Allyson said competing in college was a goal from early in her high school career. When she saw she was excelling past players her own age, she knew the goal was obtainable. 

It was then she said she wanted to see how far the sport she loved could take her. 

Little did she know it would take her across town where she earned the opportunity to play for the Redhawks.

“When they offered me (a scholarship during) my junior year, it was never a hard decision for me,” she said. “I grew up going to SEMO basketball games, went to a ton of their camps, I think I even had a SEMO cheerleading outfit when I was a little girl. When they offered me the basketball scholarship, it was a no-brainer because if I was going to play in college, I wanted to play somewhere close to home where I could play in front of my family and friends. The support that came from that, the support in the community — it’s something I look back on and I’m so grateful for. I’m so glad I chose to play there.”

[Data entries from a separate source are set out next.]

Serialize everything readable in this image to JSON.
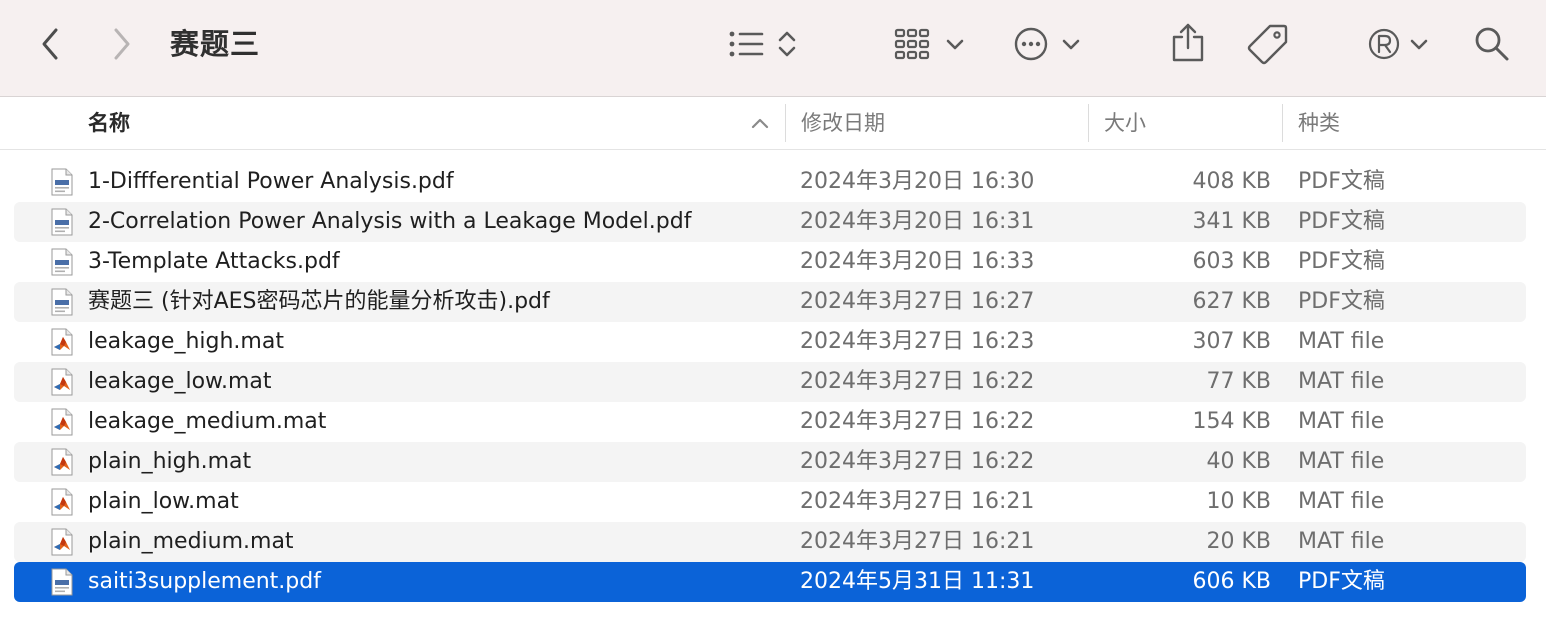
{
  "window": {
    "title": "赛题三"
  },
  "toolbar": {
    "back": "chevron-left-icon",
    "forward": "chevron-right-icon",
    "view_list": "list-icon",
    "group": "grid-icon",
    "action": "more-icon",
    "share": "share-icon",
    "tags": "tag-icon",
    "extension": "registered-icon",
    "search": "search-icon"
  },
  "columns": {
    "name": "名称",
    "date": "修改日期",
    "size": "大小",
    "kind": "种类"
  },
  "files": [
    {
      "name": "1-Diffferential Power Analysis.pdf",
      "date": "2024年3月20日 16:30",
      "size": "408 KB",
      "kind": "PDF文稿",
      "icon": "pdf-file-icon"
    },
    {
      "name": "2-Correlation Power Analysis  with a Leakage Model.pdf",
      "date": "2024年3月20日 16:31",
      "size": "341 KB",
      "kind": "PDF文稿",
      "icon": "pdf-file-icon"
    },
    {
      "name": "3-Template Attacks.pdf",
      "date": "2024年3月20日 16:33",
      "size": "603 KB",
      "kind": "PDF文稿",
      "icon": "pdf-file-icon"
    },
    {
      "name": "赛题三 (针对AES密码芯片的能量分析攻击).pdf",
      "date": "2024年3月27日 16:27",
      "size": "627 KB",
      "kind": "PDF文稿",
      "icon": "pdf-file-icon"
    },
    {
      "name": "leakage_high.mat",
      "date": "2024年3月27日 16:23",
      "size": "307 KB",
      "kind": "MAT file",
      "icon": "matlab-file-icon"
    },
    {
      "name": "leakage_low.mat",
      "date": "2024年3月27日 16:22",
      "size": "77 KB",
      "kind": "MAT file",
      "icon": "matlab-file-icon"
    },
    {
      "name": "leakage_medium.mat",
      "date": "2024年3月27日 16:22",
      "size": "154 KB",
      "kind": "MAT file",
      "icon": "matlab-file-icon"
    },
    {
      "name": "plain_high.mat",
      "date": "2024年3月27日 16:22",
      "size": "40 KB",
      "kind": "MAT file",
      "icon": "matlab-file-icon"
    },
    {
      "name": "plain_low.mat",
      "date": "2024年3月27日 16:21",
      "size": "10 KB",
      "kind": "MAT file",
      "icon": "matlab-file-icon"
    },
    {
      "name": "plain_medium.mat",
      "date": "2024年3月27日 16:21",
      "size": "20 KB",
      "kind": "MAT file",
      "icon": "matlab-file-icon"
    },
    {
      "name": "saiti3supplement.pdf",
      "date": "2024年5月31日 11:31",
      "size": "606 KB",
      "kind": "PDF文稿",
      "icon": "pdf-file-icon",
      "selected": true
    }
  ],
  "colors": {
    "selection": "#0b63d8",
    "toolbar_bg": "#f6f0f0",
    "alt_row": "#f4f4f4"
  }
}
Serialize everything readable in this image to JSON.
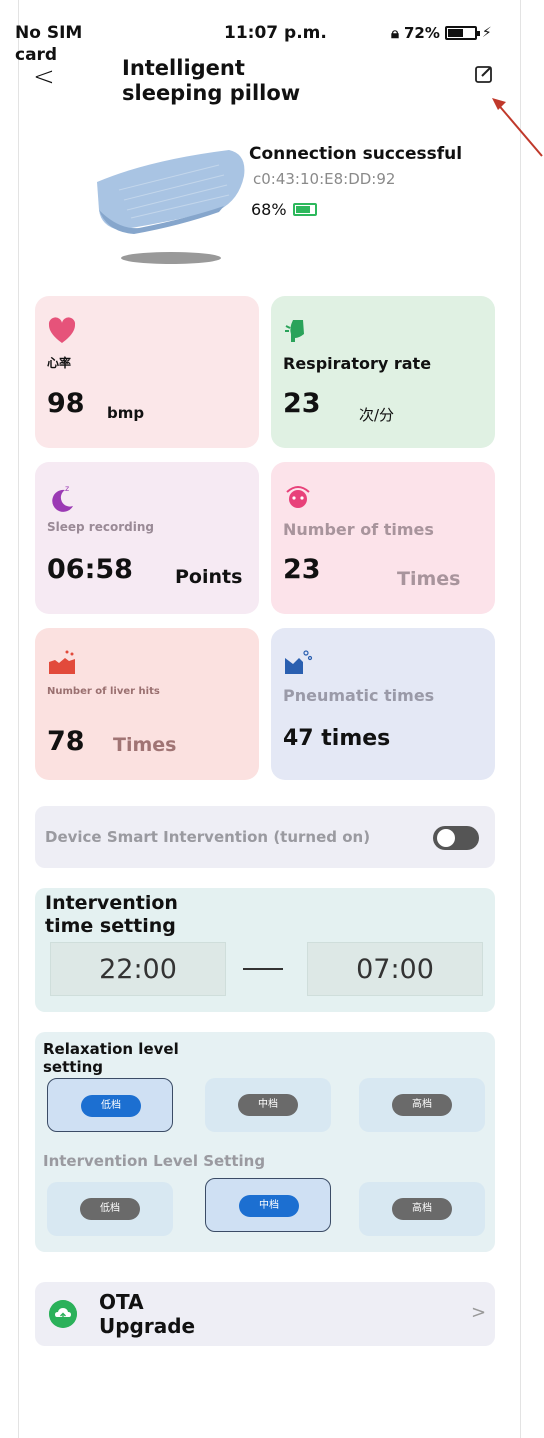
{
  "status_bar": {
    "carrier": "No SIM card",
    "time": "11:07 p.m.",
    "battery": "72%"
  },
  "header": {
    "title": "Intelligent sleeping pillow"
  },
  "device": {
    "connection": "Connection successful",
    "mac": "c0:43:10:E8:DD:92",
    "battery": "68%"
  },
  "cards": [
    {
      "label": "心率",
      "value": "98",
      "unit": "bmp"
    },
    {
      "label": "Respiratory rate",
      "value": "23",
      "unit": "次/分"
    },
    {
      "label": "Sleep recording",
      "value": "06:58",
      "unit": "Points"
    },
    {
      "label": "Number of times",
      "value": "23",
      "unit": "Times"
    },
    {
      "label": "Number of liver hits",
      "value": "78",
      "unit": "Times"
    },
    {
      "label": "Pneumatic times",
      "value": "47 times",
      "unit": ""
    }
  ],
  "smart_intervention": {
    "label": "Device Smart Intervention (turned on)"
  },
  "intervention_time": {
    "title": "Intervention time setting",
    "start": "22:00",
    "end": "07:00"
  },
  "relaxation": {
    "title": "Relaxation level setting",
    "options": [
      "低档",
      "中档",
      "高档"
    ],
    "selected": 0
  },
  "intervention_level": {
    "title": "Intervention Level Setting",
    "options": [
      "低档",
      "中档",
      "高档"
    ],
    "selected": 1
  },
  "ota": {
    "label": "OTA Upgrade"
  },
  "colors": {
    "accent_blue": "#1c6fd1",
    "ota_green": "#2bb15a",
    "toggle_gray": "#555555"
  }
}
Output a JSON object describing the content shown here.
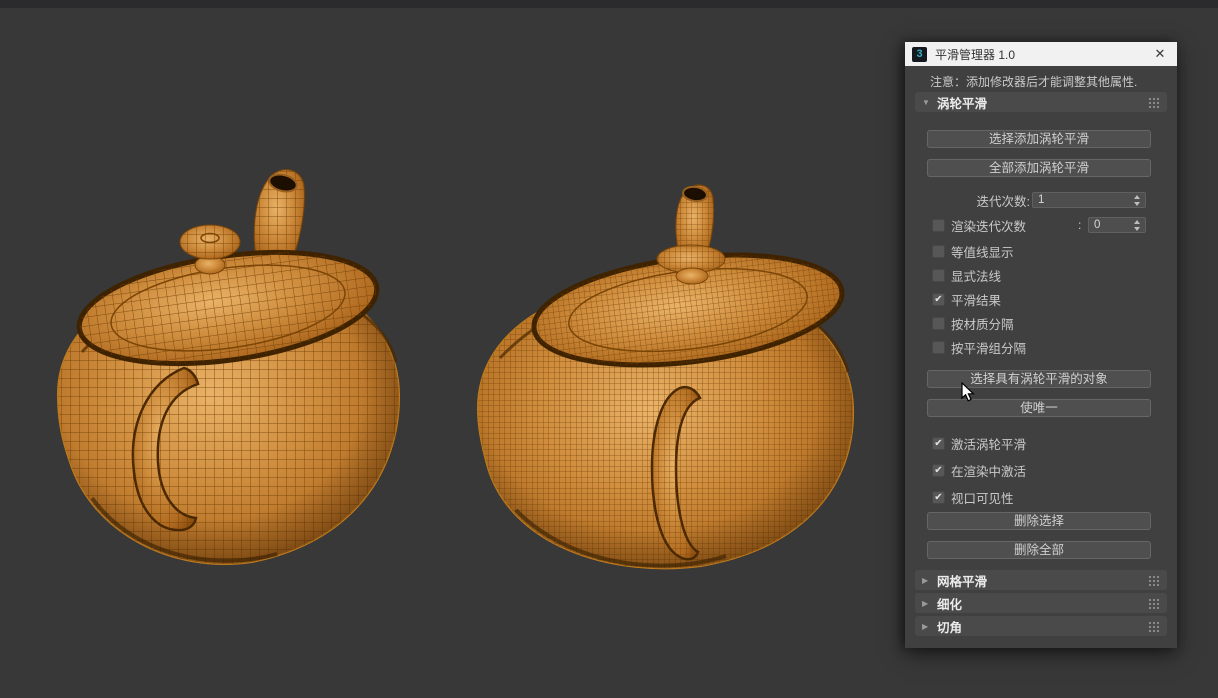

The city that raised Allyson is now the city she calls home as she is currently the office administrator for Mayson Capital Partners.

Allyson said everything she does in her life, she relates back to sports and those many lessons she learned at Notre Dame.

“When I think about Notre Dame, I think about the relationships and the family atmosphere,” she said. “and how I search for that in everything I do now. Whether it’s work or even in school, you gravitate toward those people that give you that same feeling.”

One of those people is former Lady Bulldog coach, Renee’ Peters. 

Allyson said she had a special relationship with her coach that culminated in her final game as a Bulldog when they fell to Dexter her senior season. Despite the loss, it’s Allyson’s favorite memory from her time at Notre Dame. 

“I will never forget the way I felt walking off that court that night,” she said. “I always felt like I was a hard worker. I was too competitive not to be, but in that game, I always say it was such a different type of hard work where I knew, without a doubt, I gave absolutely everything in me to my teammates, the coaches, and even myself. 

“I remember I walked off the court, my legs were cramping, I could hardly walk. I remember laying my head on her (Peters’) shoulder and I took a deep breath. I was like ‘I’m so proud of myself.’ She has it hanging in her office, the picture of my head on her shoulder … I think about that all the time because that’s what it feels like. It might not always turn out (to be a win) in the end, but if you work hard, you’re going to feel so much better.”